## INPUT DATA
Start of Block
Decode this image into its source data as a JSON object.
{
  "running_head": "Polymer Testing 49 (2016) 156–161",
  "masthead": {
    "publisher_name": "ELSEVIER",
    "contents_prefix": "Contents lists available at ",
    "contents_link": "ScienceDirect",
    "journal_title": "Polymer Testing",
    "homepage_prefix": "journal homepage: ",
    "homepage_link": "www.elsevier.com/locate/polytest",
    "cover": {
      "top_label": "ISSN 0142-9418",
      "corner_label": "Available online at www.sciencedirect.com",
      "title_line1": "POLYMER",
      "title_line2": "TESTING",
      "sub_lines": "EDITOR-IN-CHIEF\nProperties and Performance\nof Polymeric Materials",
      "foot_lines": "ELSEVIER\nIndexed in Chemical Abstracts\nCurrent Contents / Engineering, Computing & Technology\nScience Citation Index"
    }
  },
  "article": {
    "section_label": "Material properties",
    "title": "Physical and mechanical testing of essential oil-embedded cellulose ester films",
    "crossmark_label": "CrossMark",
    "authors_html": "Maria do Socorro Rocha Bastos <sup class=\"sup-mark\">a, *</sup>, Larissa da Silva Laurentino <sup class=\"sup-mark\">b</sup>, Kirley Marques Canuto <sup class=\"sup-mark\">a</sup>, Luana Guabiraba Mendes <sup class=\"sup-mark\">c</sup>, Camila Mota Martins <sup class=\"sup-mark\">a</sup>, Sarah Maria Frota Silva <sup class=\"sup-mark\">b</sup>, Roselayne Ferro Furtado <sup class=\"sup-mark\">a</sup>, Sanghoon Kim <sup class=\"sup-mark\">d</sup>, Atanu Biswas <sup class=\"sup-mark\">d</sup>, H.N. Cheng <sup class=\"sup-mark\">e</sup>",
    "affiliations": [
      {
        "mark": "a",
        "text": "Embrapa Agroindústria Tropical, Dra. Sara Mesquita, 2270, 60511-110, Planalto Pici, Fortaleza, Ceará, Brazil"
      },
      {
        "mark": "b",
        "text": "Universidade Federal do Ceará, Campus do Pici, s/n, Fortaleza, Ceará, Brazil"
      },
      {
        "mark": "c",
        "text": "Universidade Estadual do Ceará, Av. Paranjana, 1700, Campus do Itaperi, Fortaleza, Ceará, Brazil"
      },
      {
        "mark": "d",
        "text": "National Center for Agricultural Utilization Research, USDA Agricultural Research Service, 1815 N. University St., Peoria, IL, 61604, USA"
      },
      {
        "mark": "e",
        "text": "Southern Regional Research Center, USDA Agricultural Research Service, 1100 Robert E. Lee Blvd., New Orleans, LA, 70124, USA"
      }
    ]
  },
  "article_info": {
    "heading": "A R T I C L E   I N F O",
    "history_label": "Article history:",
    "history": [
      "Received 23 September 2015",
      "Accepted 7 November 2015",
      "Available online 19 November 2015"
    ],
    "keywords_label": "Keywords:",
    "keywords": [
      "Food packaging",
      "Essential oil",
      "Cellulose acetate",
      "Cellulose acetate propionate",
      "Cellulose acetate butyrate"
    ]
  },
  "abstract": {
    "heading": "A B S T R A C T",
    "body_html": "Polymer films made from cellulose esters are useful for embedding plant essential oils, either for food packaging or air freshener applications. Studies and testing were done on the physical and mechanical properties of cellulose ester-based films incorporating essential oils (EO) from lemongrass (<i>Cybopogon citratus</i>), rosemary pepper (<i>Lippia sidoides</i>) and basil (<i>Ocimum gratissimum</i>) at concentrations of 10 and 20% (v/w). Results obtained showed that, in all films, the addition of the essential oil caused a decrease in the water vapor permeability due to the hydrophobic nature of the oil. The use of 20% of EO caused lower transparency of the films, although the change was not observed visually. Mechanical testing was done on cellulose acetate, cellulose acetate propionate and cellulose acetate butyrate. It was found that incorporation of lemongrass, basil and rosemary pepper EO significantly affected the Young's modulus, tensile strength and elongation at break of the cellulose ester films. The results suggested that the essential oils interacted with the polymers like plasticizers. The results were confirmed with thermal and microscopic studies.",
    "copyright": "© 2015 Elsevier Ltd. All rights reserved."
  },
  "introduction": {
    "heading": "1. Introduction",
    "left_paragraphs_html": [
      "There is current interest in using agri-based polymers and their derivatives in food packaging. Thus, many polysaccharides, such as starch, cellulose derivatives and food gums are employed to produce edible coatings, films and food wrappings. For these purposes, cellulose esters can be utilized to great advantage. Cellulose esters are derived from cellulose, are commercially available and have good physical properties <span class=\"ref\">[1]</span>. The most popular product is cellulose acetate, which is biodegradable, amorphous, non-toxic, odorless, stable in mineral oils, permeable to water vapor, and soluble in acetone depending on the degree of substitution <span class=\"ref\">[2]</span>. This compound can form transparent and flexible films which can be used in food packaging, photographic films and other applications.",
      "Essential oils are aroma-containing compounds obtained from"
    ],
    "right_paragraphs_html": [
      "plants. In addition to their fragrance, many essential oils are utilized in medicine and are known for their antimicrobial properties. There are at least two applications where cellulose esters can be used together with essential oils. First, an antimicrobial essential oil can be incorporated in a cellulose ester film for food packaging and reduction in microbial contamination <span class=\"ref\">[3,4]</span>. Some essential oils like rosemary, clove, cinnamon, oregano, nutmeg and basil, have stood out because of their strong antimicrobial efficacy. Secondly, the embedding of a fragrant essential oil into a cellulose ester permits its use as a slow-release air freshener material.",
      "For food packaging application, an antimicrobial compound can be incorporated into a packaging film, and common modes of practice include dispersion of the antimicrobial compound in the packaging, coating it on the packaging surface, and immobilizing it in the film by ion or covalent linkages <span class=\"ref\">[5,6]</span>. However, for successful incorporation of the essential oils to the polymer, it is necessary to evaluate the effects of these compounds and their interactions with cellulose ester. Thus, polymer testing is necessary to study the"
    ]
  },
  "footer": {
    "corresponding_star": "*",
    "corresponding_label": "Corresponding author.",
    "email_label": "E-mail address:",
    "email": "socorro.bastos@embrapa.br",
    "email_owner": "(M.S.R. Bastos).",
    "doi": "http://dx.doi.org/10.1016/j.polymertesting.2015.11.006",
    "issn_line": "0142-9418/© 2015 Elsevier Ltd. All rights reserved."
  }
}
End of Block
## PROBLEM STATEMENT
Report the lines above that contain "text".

## YOUR SOLUTION
        "text": "Embrapa Agroindústria Tropical, Dra. Sara Mesquita, 2270, 60511-110, Planalto Pici, Fortaleza, Ceará, Brazil"
        "text": "Universidade Federal do Ceará, Campus do Pici, s/n, Fortaleza, Ceará, Brazil"
        "text": "Universidade Estadual do Ceará, Av. Paranjana, 1700, Campus do Itaperi, Fortaleza, Ceará, Brazil"
        "text": "National Center for Agricultural Utilization Research, USDA Agricultural Research Service, 1815 N. University St., Peoria, IL, 61604, USA"
        "text": "Southern Regional Research Center, USDA Agricultural Research Service, 1100 Robert E. Lee Blvd., New Orleans, LA, 70124, USA"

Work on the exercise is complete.